Flu season is back. Flu activity most often peaks in February and can last into May. In New England and across the nation, employers are gearing up for the yearly problems that come with this time of year. The most recent weekly U.S. report from the CDC shows that cases of the flu are increasing. Now is the time to make sure that your policies both prepare your organization for and act as preventatives against the illnesses.
What This Means For Your Organization
For employers, especially in small organizations with limited staff, reviewing and preparing your sick leave policies and contingency plans now will help you when the flu hits your organization.
The most important thing health officials recommend is to encourage your staff and constituents to get a flu vaccination and if they are sick to stay home.
That advice seems pretty obvious. For employers, though, enabling staff to stay at home can be difficult. Especially in our world of mission-based work people often stay on the job even when they aren’t well. We believe in what we are doing. We imagine that the work won’t get done without us. And we worry that the populations we serve, the wrongs we seek to right, social justice in general will suffer, if we stay in bed.
As employers, none of us set out to intentionally create a culture where our work is more important than the people who do it. And yet, we all too frequently find ourselves between a rock and a hard place. We almost always have too much work and too few people to do it.
Take Staff (and Constituent) Well-Being Seriously
Yet, we have a real responsibility to our staff, not just those who are ill but those who are well, too. From a very short-term perspective, a day-to-day or hour-to-hour one, we might be able to convince ourselves that someone’s aches and pains aren’t as critical as our immediate goals–especially when they agree. But just like in other aspects of our work, we need to take a longer term perspective.
Our staff members need to know that we take their well-being seriously. If we treat people like a means to an end, even unintentionally, most will eventually feel undervalued and burnt out no matter how committed they are to the cause. We all lose when experienced and talented employees leave our organizations and our sector.
And sick staff, in the office or in the field, spread illness. The more people who become sick, the less effective we can be. Allowing staff to put others at risk sends a message to everyone that as employers we are less concerned about them and their loved ones than we are about our work.
There can be serious risks attached to the flu.
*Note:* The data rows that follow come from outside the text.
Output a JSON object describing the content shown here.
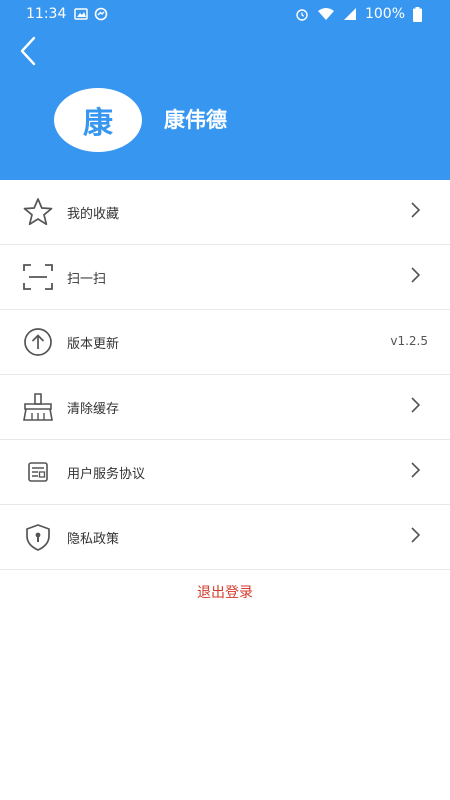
{
  "status_bar": {
    "time": "11:34",
    "battery": "100%"
  },
  "profile": {
    "avatar_char": "康",
    "name": "康伟德"
  },
  "menu": [
    {
      "label": "我的收藏",
      "icon": "star-icon"
    },
    {
      "label": "扫一扫",
      "icon": "scan-icon"
    },
    {
      "label": "版本更新",
      "icon": "upload-circle-icon",
      "value": "v1.2.5"
    },
    {
      "label": "清除缓存",
      "icon": "broom-icon"
    },
    {
      "label": "用户服务协议",
      "icon": "agreement-icon"
    },
    {
      "label": "隐私政策",
      "icon": "shield-lock-icon"
    }
  ],
  "logout_label": "退出登录",
  "colors": {
    "primary": "#3696f0",
    "logout": "#d43b2c"
  }
}
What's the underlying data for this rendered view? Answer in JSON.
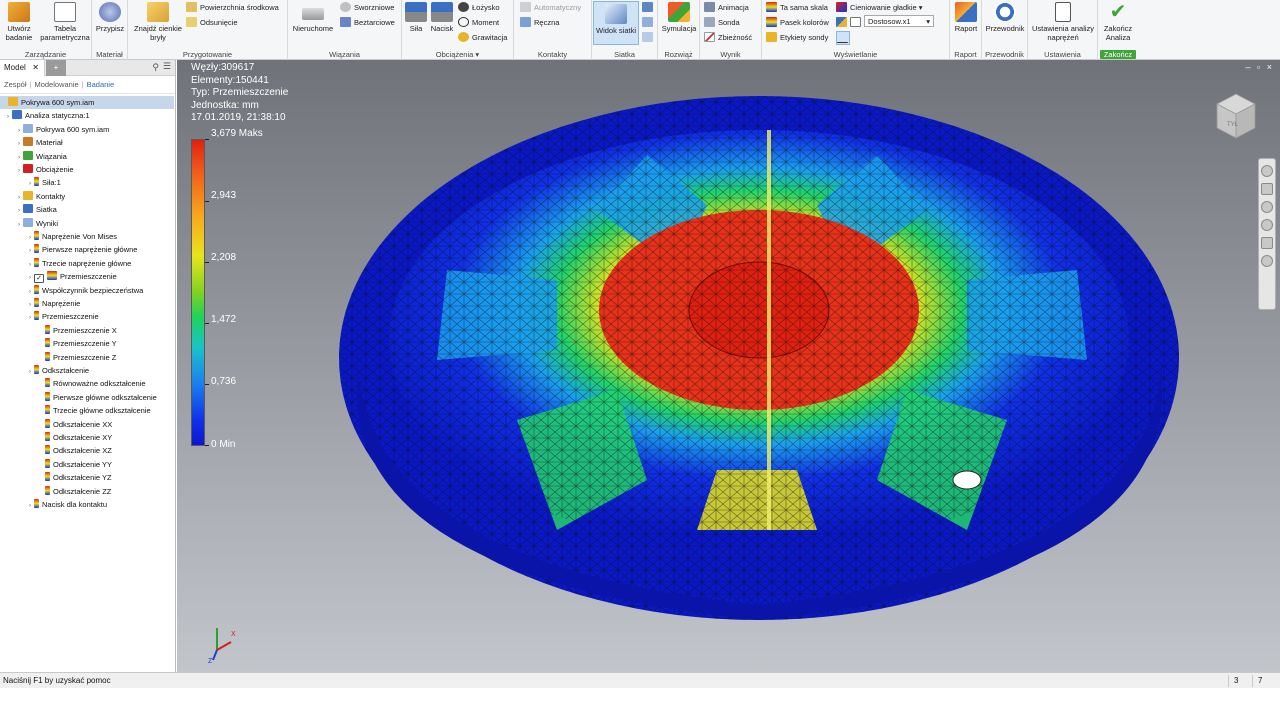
{
  "ribbon": {
    "groups": [
      {
        "label": "Zarządzanie",
        "buttons": [
          "Utwórz badanie",
          "Tabela parametryczna"
        ]
      },
      {
        "label": "Materiał",
        "buttons": [
          "Przypisz"
        ]
      },
      {
        "label": "Przygotowanie",
        "buttons": [
          "Znajdź cienkie bryły",
          "Powierzchnia środkowa",
          "Odsunięcie"
        ]
      },
      {
        "label": "Wiązania",
        "buttons": [
          "Nieruchome",
          "Sworzniowe",
          "Beztarciowe"
        ]
      },
      {
        "label": "Obciążenia",
        "buttons": [
          "Siła",
          "Nacisk",
          "Łożysko",
          "Moment",
          "Grawitacja"
        ]
      },
      {
        "label": "Kontakty",
        "buttons": [
          "Automatyczny",
          "Ręczna"
        ]
      },
      {
        "label": "Siatka",
        "buttons": [
          "Widok siatki"
        ]
      },
      {
        "label": "Rozwiąż",
        "buttons": [
          "Symulacja"
        ]
      },
      {
        "label": "Wynik",
        "buttons": [
          "Animacja",
          "Sonda",
          "Zbieżność"
        ]
      },
      {
        "label": "Wyświetlanie",
        "buttons": [
          "Ta sama skala",
          "Pasek kolorów",
          "Etykiety sondy",
          "Cieniowanie gładkie",
          "Dostosow.x1"
        ]
      },
      {
        "label": "Raport",
        "buttons": [
          "Raport"
        ]
      },
      {
        "label": "Przewodnik",
        "buttons": [
          "Przewodnik"
        ]
      },
      {
        "label": "Ustawienia",
        "buttons": [
          "Ustawienia analizy naprężeń"
        ]
      },
      {
        "label": "Zakończ",
        "buttons": [
          "Zakończ Analiza"
        ]
      }
    ],
    "btn": {
      "create_study": "Utwórz badanie",
      "param_table": "Tabela parametryczna",
      "assign": "Przypisz",
      "find_thin": "Znajdź cienkie bryły",
      "midsurface": "Powierzchnia środkowa",
      "offset": "Odsunięcie",
      "fixed": "Nieruchome",
      "pin": "Sworzniowe",
      "frictionless": "Beztarciowe",
      "force": "Siła",
      "pressure": "Nacisk",
      "bearing": "Łożysko",
      "moment": "Moment",
      "gravity": "Grawitacja",
      "automatic": "Automatyczny",
      "manual": "Ręczna",
      "mesh_view": "Widok siatki",
      "simulate": "Symulacja",
      "animate": "Animacja",
      "probe": "Sonda",
      "convergence": "Zbieżność",
      "same_scale": "Ta sama skala",
      "color_bar": "Pasek kolorów",
      "probe_labels": "Etykiety sondy",
      "smooth_shading": "Cieniowanie gładkie",
      "scale_select": "Dostosow.x1",
      "report": "Raport",
      "guide": "Przewodnik",
      "stress_settings": "Ustawienia analizy naprężeń",
      "finish": "Zakończ Analiza"
    }
  },
  "panel": {
    "tab_model": "Model",
    "tab_add": "+",
    "modes": [
      "Zespół",
      "Modelowanie",
      "Badanie"
    ],
    "tree": [
      {
        "label": "Pokrywa 600 sym.iam",
        "level": 0,
        "root": true
      },
      {
        "label": "Analiza statyczna:1",
        "level": 0
      },
      {
        "label": "Pokrywa 600 sym.iam",
        "level": 1
      },
      {
        "label": "Materiał",
        "level": 1
      },
      {
        "label": "Wiązania",
        "level": 1
      },
      {
        "label": "Obciążenie",
        "level": 1
      },
      {
        "label": "Siła:1",
        "level": 2
      },
      {
        "label": "Kontakty",
        "level": 1
      },
      {
        "label": "Siatka",
        "level": 1
      },
      {
        "label": "Wyniki",
        "level": 1
      },
      {
        "label": "Naprężenie Von Mises",
        "level": 2
      },
      {
        "label": "Pierwsze naprężenie główne",
        "level": 2
      },
      {
        "label": "Trzecie naprężenie główne",
        "level": 2
      },
      {
        "label": "Przemieszczenie",
        "level": 2,
        "checked": true
      },
      {
        "label": "Współczynnik bezpieczeństwa",
        "level": 2
      },
      {
        "label": "Naprężenie",
        "level": 2
      },
      {
        "label": "Przemieszczenie",
        "level": 2
      },
      {
        "label": "Przemieszczenie X",
        "level": 3
      },
      {
        "label": "Przemieszczenie Y",
        "level": 3
      },
      {
        "label": "Przemieszczenie Z",
        "level": 3
      },
      {
        "label": "Odkształcenie",
        "level": 2
      },
      {
        "label": "Równoważne odkształcenie",
        "level": 3
      },
      {
        "label": "Pierwsze główne odkształcenie",
        "level": 3
      },
      {
        "label": "Trzecie główne odkształcenie",
        "level": 3
      },
      {
        "label": "Odkształcenie XX",
        "level": 3
      },
      {
        "label": "Odkształcenie XY",
        "level": 3
      },
      {
        "label": "Odkształcenie XZ",
        "level": 3
      },
      {
        "label": "Odkształcenie YY",
        "level": 3
      },
      {
        "label": "Odkształcenie YZ",
        "level": 3
      },
      {
        "label": "Odkształcenie ZZ",
        "level": 3
      },
      {
        "label": "Nacisk dla kontaktu",
        "level": 2
      }
    ]
  },
  "viewport": {
    "nodes": "Węzły:309617",
    "elements": "Elementy:150441",
    "type": "Typ: Przemieszczenie",
    "unit": "Jednostka: mm",
    "datetime": "17.01.2019, 21:38:10",
    "legend": {
      "max_label": "3,679 Maks",
      "min_label": "0 Min",
      "ticks": [
        "2,943",
        "2,208",
        "1,472",
        "0,736"
      ],
      "colors": {
        "max": "#e02010",
        "min": "#0a18d0"
      }
    },
    "win_controls": "– ▫ ×",
    "cube_face": "TYŁ"
  },
  "status": {
    "help": "Naciśnij F1 by uzyskać pomoc",
    "n1": "3",
    "n2": "7"
  }
}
It may not be apparent to us, but some of our staff, some of their family members and certainly some of the people we serve, may have compromised immune systems or be in other high risk categories. What are simple sniffles and coughs to one person might be life threatening to another.
Review and Align Your Sick Leave Policies
So what should we do? First, we need to communicate our expectations to staff: If you are sick, stay home. Then we need to show them that we mean it. What do our sick leave policies say? If someone has used all of their sick time will they be penalized, either monetarily or otherwise, if they are out anyway?
Tell staff, up front, how you intend to handle these situations. Leave time practices may be waived during flu season. Or you may provide opportunities for staff to make up time at a later date.
And don’t require doctors’ notices. Physicians’ offices are, for the most part, keeping people with flu-like symptoms away. They don’t want other patients to be infected. And flu-related complaints may over-tax many systems preventing others who need care from getting prompt attention.
Remember that parents may be disproportionately affected. They may need to stay home to care for sick children. And in spring 2009 a number of schools closed for a full week.
Prepare for Contingencies
Identify your most critical business functions (like payroll, for instance) and create back-up plans if they don’t already exist. Involve staff in these discussions and then communicate these plans to everyone. Not only will doing so ensure that people understand their roles, it will also reassure employees that the sky won’t fall if they need to stay home.
You might consider stocking meeting rooms, copy stations and other common space with hand sanitizer and tissue. The CDC website provides helpful posters and other tips. Check out the information yourself and encourage your staff to do the same.
Lyn Freundlich provides customized human resources coaching and consulting services to nonprofit organizations. She also trains supervisors and accidental human resources practitioners through our capacity building training series and in their own organizations, networks and associations. Contact email@example.com for more information about these services.